Two of my boats have survived for decades without any evidence of checking. One is a plywood Greenland-style stitch-and-glue kayak I built in 1994. It is sheathed inside and out with fiberglass cloth and epoxy, primed, and painted. While the kayak’s red topcoat has been worn away in places, there is no evidence of checking despite being stored outside for decades, sometimes covered with a tarp, other times exposed to the weather.

The paint along the kayak’s keel has been worn away by beach launchings and landings, but there is no sign of checking.

The other boat with its finish still unchecked is a decked lapstrake tandem canoe I built in 1988. I got the design from Canoe and Boat Building by W.P. Stevens, published in 1889, and followed the construction method describe by Thomas Hill in his 1987 book, Ultralight Boatbuilding. He, too, wasn’t in favor of an epoxy coating, writing “I do not recommend epoxy saturation for these canoes. Some people believe epoxy applied to plywood prevents checking. I’m not convinced.” He cites two boats that were badly checked in spite of five coats of epoxy on a transom in one case, and epoxy and fiberglass on the deck in another. I followed his advice and finished my canoe with primer and enamel.

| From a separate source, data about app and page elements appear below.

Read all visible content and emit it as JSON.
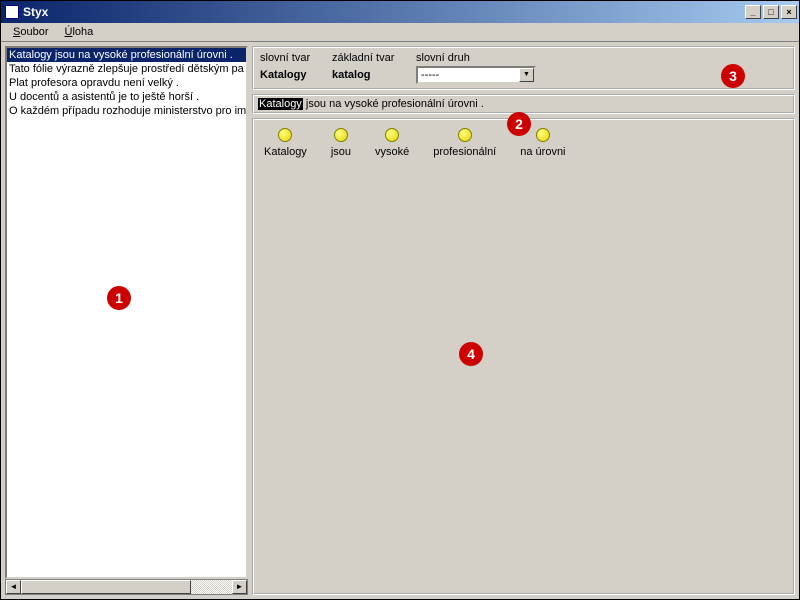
{
  "window": {
    "title": "Styx"
  },
  "menu": {
    "soubor": "Soubor",
    "uloha": "Úloha",
    "soubor_u": "S",
    "uloha_u": "Ú"
  },
  "sentences": [
    "Katalogy jsou na vysoké profesionální úrovni .",
    "Tato fólie výrazně zlepšuje prostředí dětským pa",
    "Plat profesora opravdu není velký .",
    "U docentů a asistentů je to ještě horší .",
    "O každém případu rozhoduje ministerstvo pro im"
  ],
  "selected_index": 0,
  "morph": {
    "h_slovni_tvar": "slovní tvar",
    "h_zakladni_tvar": "základní tvar",
    "h_slovni_druh": "slovní druh",
    "slovni_tvar": "Katalogy",
    "zakladni_tvar": "katalog",
    "slovni_druh": "-----"
  },
  "current_sentence": {
    "highlight": "Katalogy",
    "rest": " jsou na vysoké profesionální úrovni ."
  },
  "tokens": [
    {
      "label": "Katalogy"
    },
    {
      "label": "jsou"
    },
    {
      "label": "vysoké"
    },
    {
      "label": "profesionální"
    },
    {
      "label": "na úrovni"
    }
  ],
  "markers": {
    "m1": "1",
    "m2": "2",
    "m3": "3",
    "m4": "4"
  }
}
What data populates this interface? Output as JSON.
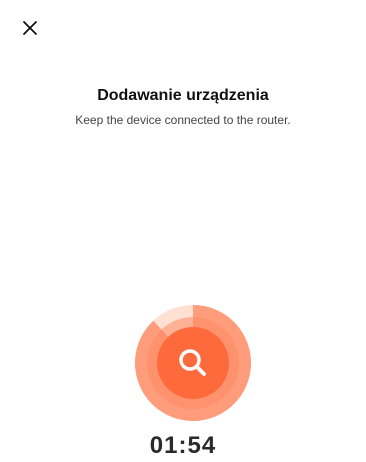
{
  "header": {
    "title": "Dodawanie urządzenia",
    "subtitle": "Keep the device connected to the router."
  },
  "icons": {
    "close": "close-icon",
    "search": "search-icon"
  },
  "scanner": {
    "progress_fraction": 0.88,
    "timer": "01:54"
  },
  "colors": {
    "accent": "#ff6a3d",
    "accent_light": "#ffb39a",
    "accent_pale": "#ffe3d8"
  }
}
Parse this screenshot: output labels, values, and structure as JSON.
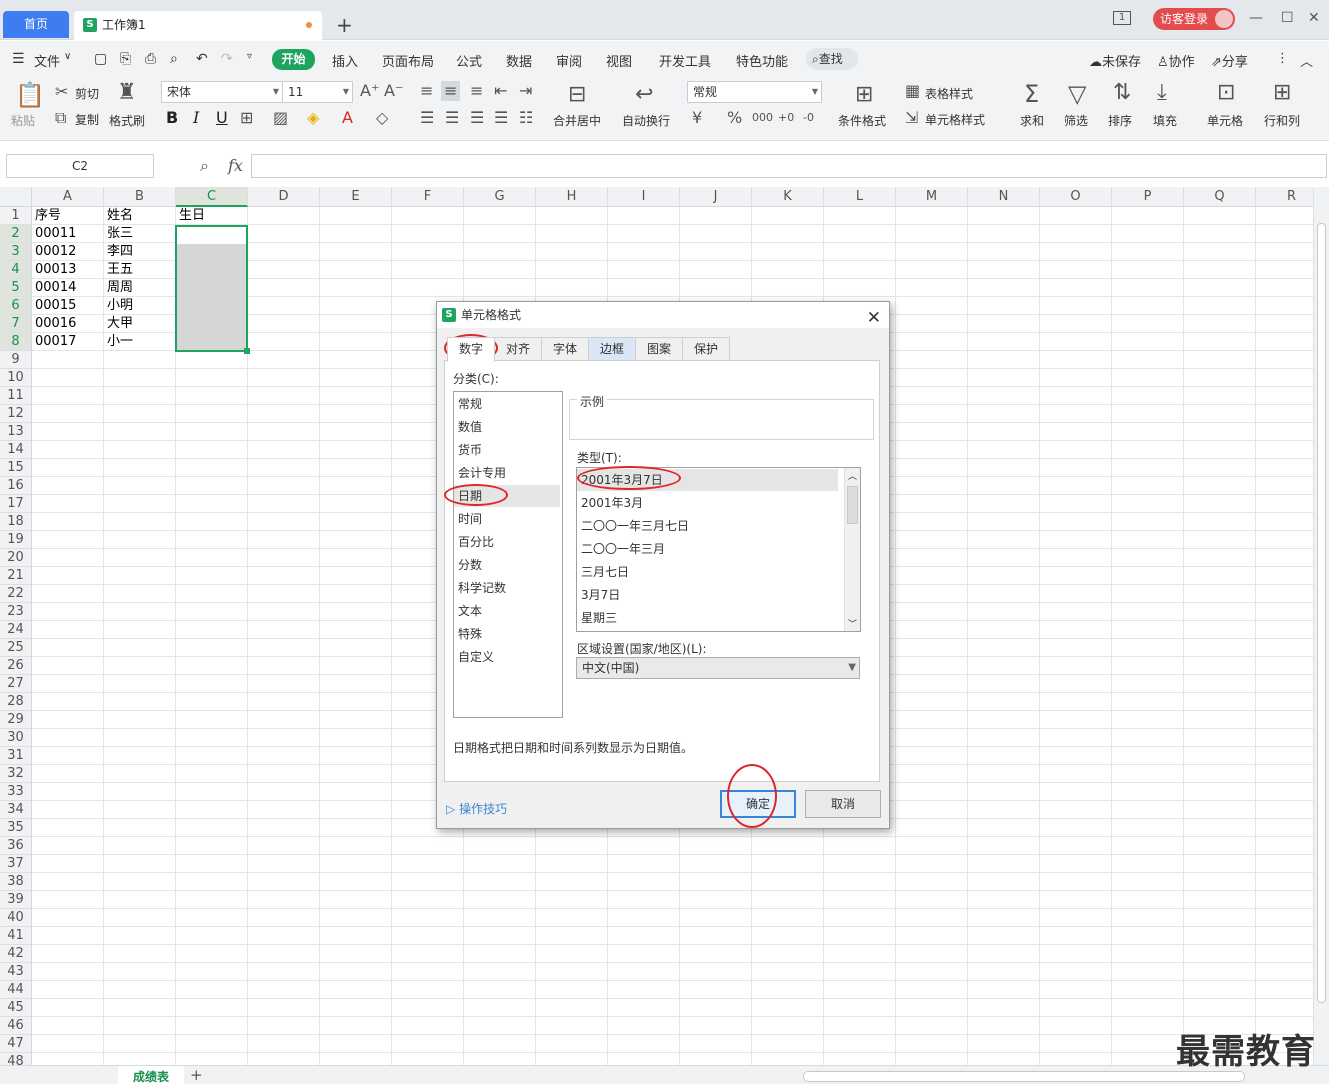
{
  "tabs": {
    "home": "首页",
    "workbook": "工作簿1",
    "add": "+"
  },
  "titlebar": {
    "badge": "1",
    "login": "访客登录"
  },
  "menu": {
    "file": "文件",
    "items": [
      "开始",
      "插入",
      "页面布局",
      "公式",
      "数据",
      "审阅",
      "视图",
      "开发工具",
      "特色功能"
    ],
    "search": "查找",
    "unsaved": "未保存",
    "collab": "协作",
    "share": "分享"
  },
  "ribbon": {
    "paste": "粘贴",
    "cut": "剪切",
    "copy": "复制",
    "format_painter": "格式刷",
    "font_name": "宋体",
    "font_size": "11",
    "bold": "B",
    "italic": "I",
    "underline": "U",
    "merge": "合并居中",
    "wrap": "自动换行",
    "number_format": "常规",
    "cond_format": "条件格式",
    "table_style": "表格样式",
    "cell_style": "单元格样式",
    "sum": "求和",
    "filter": "筛选",
    "sort": "排序",
    "fill": "填充",
    "cell": "单元格",
    "rowcol": "行和列"
  },
  "formula": {
    "namebox": "C2",
    "fx": "fx"
  },
  "columns": [
    "A",
    "B",
    "C",
    "D",
    "E",
    "F",
    "G",
    "H",
    "I",
    "J",
    "K",
    "L",
    "M",
    "N",
    "O",
    "P",
    "Q",
    "R"
  ],
  "rows": [
    "1",
    "2",
    "3",
    "4",
    "5",
    "6",
    "7",
    "8",
    "9",
    "10",
    "11",
    "12",
    "13",
    "14",
    "15",
    "16",
    "17",
    "18",
    "19",
    "20",
    "21",
    "22",
    "23",
    "24",
    "25",
    "26",
    "27",
    "28",
    "29",
    "30",
    "31",
    "32",
    "33",
    "34",
    "35",
    "36",
    "37",
    "38",
    "39",
    "40",
    "41",
    "42",
    "43",
    "44",
    "45",
    "46",
    "47",
    "48"
  ],
  "cells": {
    "header": [
      "序号",
      "姓名",
      "生日"
    ],
    "ids": [
      "00011",
      "00012",
      "00013",
      "00014",
      "00015",
      "00016",
      "00017"
    ],
    "names": [
      "张三",
      "李四",
      "王五",
      "周周",
      "小明",
      "大甲",
      "小一"
    ]
  },
  "sheet": {
    "name": "成绩表"
  },
  "watermark": "最需教育",
  "dialog": {
    "title": "单元格格式",
    "tabs": [
      "数字",
      "对齐",
      "字体",
      "边框",
      "图案",
      "保护"
    ],
    "category_label": "分类(C):",
    "categories": [
      "常规",
      "数值",
      "货币",
      "会计专用",
      "日期",
      "时间",
      "百分比",
      "分数",
      "科学记数",
      "文本",
      "特殊",
      "自定义"
    ],
    "sample_label": "示例",
    "type_label": "类型(T):",
    "types": [
      "2001年3月7日",
      "2001年3月",
      "二〇〇一年三月七日",
      "二〇〇一年三月",
      "三月七日",
      "3月7日",
      "星期三"
    ],
    "locale_label": "区域设置(国家/地区)(L):",
    "locale": "中文(中国)",
    "description": "日期格式把日期和时间系列数显示为日期值。",
    "tips": "操作技巧",
    "ok": "确定",
    "cancel": "取消"
  }
}
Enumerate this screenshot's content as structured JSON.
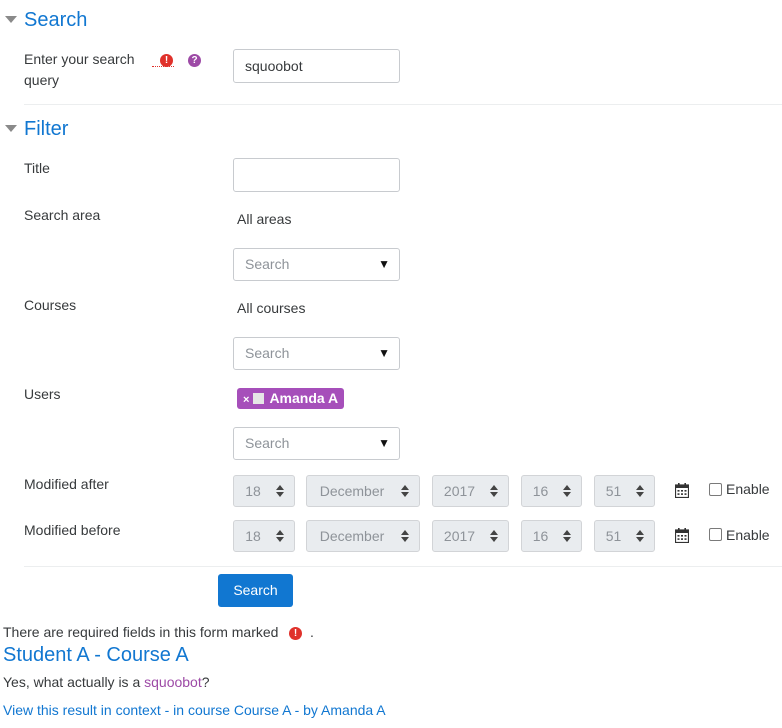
{
  "search_section": {
    "title": "Search",
    "query_label": "Enter your search query",
    "query_value": "squoobot"
  },
  "filter_section": {
    "title": "Filter",
    "title_label": "Title",
    "title_value": "",
    "search_area_label": "Search area",
    "search_area_selected": "All areas",
    "search_area_placeholder": "Search",
    "courses_label": "Courses",
    "courses_selected": "All courses",
    "courses_placeholder": "Search",
    "users_label": "Users",
    "users_chip": "Amanda A",
    "users_chip_remove": "×",
    "users_placeholder": "Search",
    "modified_after": {
      "label": "Modified after",
      "day": "18",
      "month": "December",
      "year": "2017",
      "hour": "16",
      "minute": "51",
      "enable_label": "Enable",
      "enabled": false
    },
    "modified_before": {
      "label": "Modified before",
      "day": "18",
      "month": "December",
      "year": "2017",
      "hour": "16",
      "minute": "51",
      "enable_label": "Enable",
      "enabled": false
    }
  },
  "submit_label": "Search",
  "required_note": "There are required fields in this form marked",
  "result": {
    "title": "Student A - Course A",
    "snippet_prefix": "Yes, what actually is a ",
    "snippet_highlight": "squoobot",
    "snippet_suffix": "?",
    "view_link": "View this result in context",
    "sep1": " - ",
    "course_link": "in course Course A",
    "sep2": " - ",
    "author_link": "by Amanda A"
  },
  "icons": {
    "required": "required-exclamation-icon",
    "help": "help-question-icon",
    "calendar": "calendar-icon",
    "collapse": "section-collapse-triangle-icon"
  },
  "colors": {
    "accent": "#1177d1",
    "chip": "#a64fba",
    "required": "#e0312b",
    "help": "#9d4aa6"
  }
}
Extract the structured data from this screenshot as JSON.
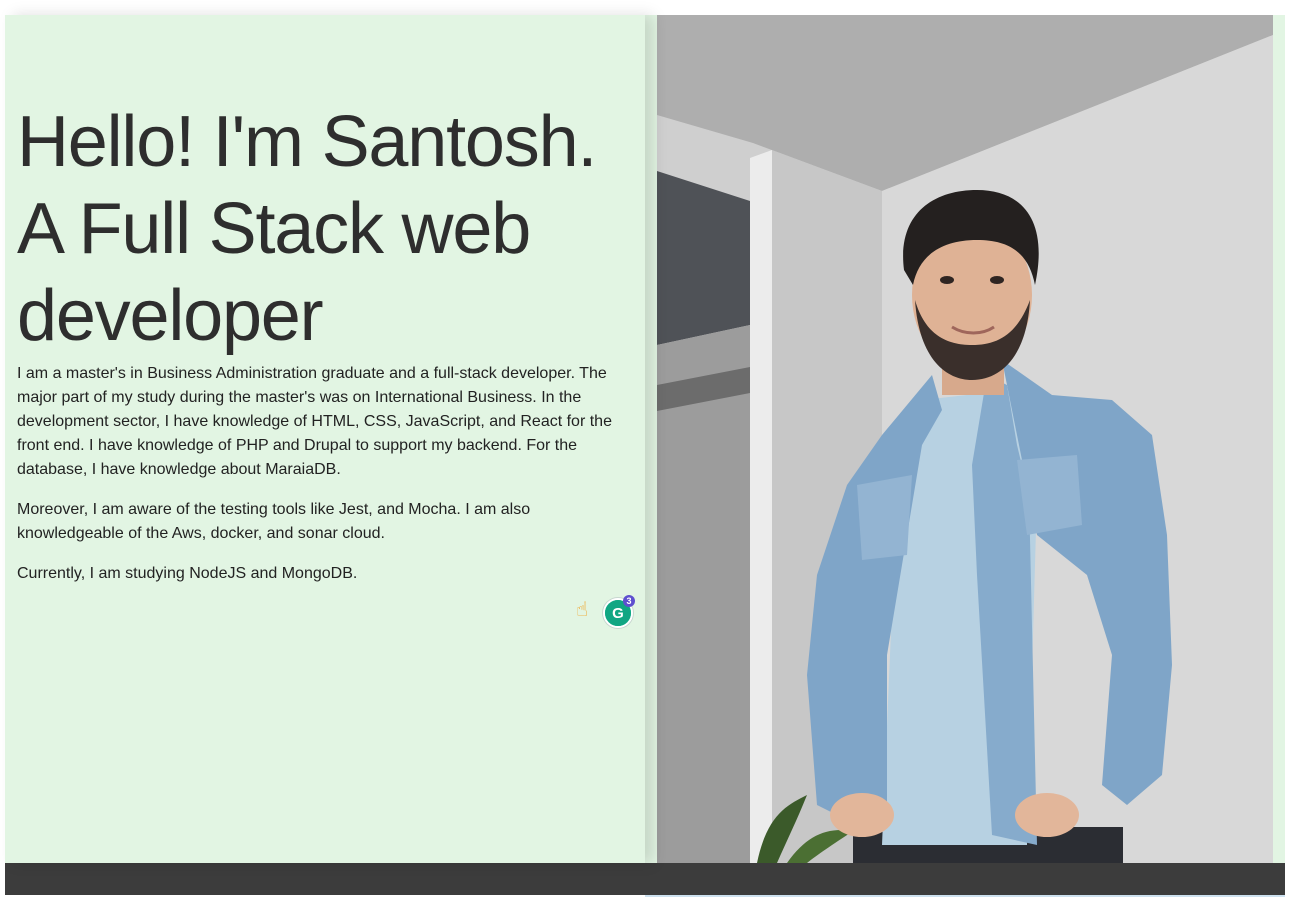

My lapstrake plywood canoe is 33 years old and still has only its original varnish and paint and primer.

Aside from the wear and tear caused by use, the paint and varnish on the canoe I built in 1988 has never been refinished and yet is still in good shape and  So why did HESPERIA, which had received the same finish, fare so poorly after just 11 years? What differentiates the two is how they have been stored. That canoe has always been out of the weather, either in a basement, under the eaves on the shady side of a house, or in a garage. The cruiser has had only tarps to shelter it and they’ve done little to mitigate the effects of hot summer days.

While the advice I’d gathered over the past about using plywood fell into two camps—pro-paint and pro-epoxy—the experience I’ve gathered from the boats I’ve built says they can’t both be right, but there is a part of the discussion that seems to be missing from all of the books I’ve read: Where is the boat going to be stored? Primer and paint are inexpensive, get a boat finished quickly, and can last decades if kept out of the weather. Sunlight and moisture will take a toll on the plywood of a boat kept outdoors, even if under a tarp, and for those boats, epoxy saturation and fiberglass sheathing will add to the weight, cost, and labor but will buy time.